Miscommunication Among Data Managers, Biostatisticians, and Programmers is Common, but Avoidable

Miscommunication is Common, but Avoidable

The quality of pharmaceutical research depends on many things, not least the biometrics of the study — that holy trinity of clinical data capture, manipulation, and reporting. When the interplay among those three functions goes smoothly, it’s a little like watching the graceful execution of a relay race. Communication is smooth; the baton handoffs are flawless; and each runner plays a different, yet critical, role in the journey to the finish line: the delivery of a clear, concise, and compelling New Drug Application to the FDA.

But too often the reality is quite different. The runners — the data managers, the biostatisticians, and the programmers— may not function as a well-oiled team and there are good reasons for that. Although they all have some familiarity with each other’s worlds, they come from very different backgrounds. They’re educated and trained differently and communicate in jargon that may be unfamiliar to one another. And in some companies, the three functions come under different organizational structures, exacerbating the disconnects.

Miscommunication Pitfalls

It’s no surprise that miscommunications often occur, resulting in lost time, needless spending, and lots of rework. And as drug trials have become increasingly complex and the race to market ever swifter, the smooth operation of the biometrics function is absolutely critical.

Here is just a sampling of some of the most common ways these communication breakdowns occur:

  • The statistician lives and breathes numbers; the data manager does not. Unfortunately, statisticians are not typically trained to communicate complex mathematical concepts to non-statisticians. Yet in order to make sure the data manager is capturing the right data points, the communication needs to be clear, jargon-less, and detailed. That being said, miscommunication is often a two-way street and data managers have to shoulder some of the responsibility. The best data managers are highly inquisitive: they ask the pointed questions that elicit the critical specifics from statisticians about their data needs.
  • When data is extracted from the electronic data capture (EDC) system and sent to the SAS programmers for analysis, it’s not uncommon for errors to occur.  The data may be in a format that’s unusable, key variables may be  mislabeled, or vital data points like the time samples were taken have gone missing. This typically occurs when programmers haven’t been consulted during the creation of the EDC, and the system hasn’t taken the needs of the programming function into account.
  • Expect the unexpected when it comes to clinical data: missing data points, protocol deviations, and incorrect data values.
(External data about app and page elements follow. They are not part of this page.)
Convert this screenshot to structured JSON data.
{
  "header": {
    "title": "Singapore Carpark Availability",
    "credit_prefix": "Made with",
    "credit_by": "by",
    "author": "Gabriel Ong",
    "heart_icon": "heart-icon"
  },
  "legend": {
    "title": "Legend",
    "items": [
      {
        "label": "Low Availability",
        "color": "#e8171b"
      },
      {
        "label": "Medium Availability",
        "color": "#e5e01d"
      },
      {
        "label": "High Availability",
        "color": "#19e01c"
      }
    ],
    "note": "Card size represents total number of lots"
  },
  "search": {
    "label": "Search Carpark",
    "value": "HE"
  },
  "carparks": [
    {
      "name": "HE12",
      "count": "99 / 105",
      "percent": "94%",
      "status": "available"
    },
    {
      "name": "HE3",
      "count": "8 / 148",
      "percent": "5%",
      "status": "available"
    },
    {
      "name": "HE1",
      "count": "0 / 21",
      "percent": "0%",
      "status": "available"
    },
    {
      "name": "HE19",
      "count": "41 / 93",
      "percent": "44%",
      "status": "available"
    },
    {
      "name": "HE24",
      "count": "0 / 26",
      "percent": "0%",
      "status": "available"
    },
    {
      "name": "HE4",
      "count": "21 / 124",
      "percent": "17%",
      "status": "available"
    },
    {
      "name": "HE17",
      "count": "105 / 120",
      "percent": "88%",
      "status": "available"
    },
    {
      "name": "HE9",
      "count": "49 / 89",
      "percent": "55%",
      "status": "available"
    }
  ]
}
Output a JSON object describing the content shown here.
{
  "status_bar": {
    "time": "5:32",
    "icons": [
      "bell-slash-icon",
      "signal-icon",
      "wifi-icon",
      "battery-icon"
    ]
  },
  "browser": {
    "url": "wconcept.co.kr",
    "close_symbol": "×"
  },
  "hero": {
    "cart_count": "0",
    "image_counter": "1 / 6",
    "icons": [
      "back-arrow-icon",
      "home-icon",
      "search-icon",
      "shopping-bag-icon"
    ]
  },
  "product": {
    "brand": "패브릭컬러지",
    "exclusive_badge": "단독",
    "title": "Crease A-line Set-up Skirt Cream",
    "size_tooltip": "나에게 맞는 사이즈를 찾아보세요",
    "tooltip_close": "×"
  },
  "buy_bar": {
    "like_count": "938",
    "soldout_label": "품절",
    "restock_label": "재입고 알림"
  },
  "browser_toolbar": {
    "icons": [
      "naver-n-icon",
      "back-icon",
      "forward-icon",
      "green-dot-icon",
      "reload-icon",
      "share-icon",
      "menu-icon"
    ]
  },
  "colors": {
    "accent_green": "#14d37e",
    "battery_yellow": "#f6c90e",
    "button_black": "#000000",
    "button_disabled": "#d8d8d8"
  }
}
Without early and continual communication among the data managers, statisticians, and programmers about how to handle unclean data, lots of rework will be required. Organizations need a good remediation plan from the get-go.

Communication Best Practices

How does an organization avoid these communication pitfalls? Treximo’s clinical data science group has seen it all, and then some. Here are a few of the best practices we’ve developed during our years of working with sponsors:

  • Communication among data managers, statisticians, and programmers must occur early in the study and be continual. It’s incumbent on each to keep the others apprised of their needs in order to avoid incorrect assumptions that result in costly rework.
  • Keep the three functions in one division. If they all report to the same person, that person has a clear understanding of the data vision, the interplay among the three functions, and each person’s pain points. The supervisor can flag issues early and is able to easily facilitate communication among the three. This straightforward reporting structure improves accountability immensely.
  • Train all three team members to keep it simple: every meeting we conduct begins with the goal of the meeting, for example, the design of the EDC tool. Then each person states clearly what he or she needs to accomplish that goal. The side benefit of enforcing clarity is that it enables the data managers, statisticians, and programmers to learn a lot about the other person’s function, which makes them better at their own jobs.

Miscommunication happens to even the best of teams. It takes thoughtful planning to recognize where these breakdowns might happen and implement best practices to safeguard against them.  Once things start clicking, your NDA will be off to the races.


Robert Rachford
Senior Director, Clinical Data Sciences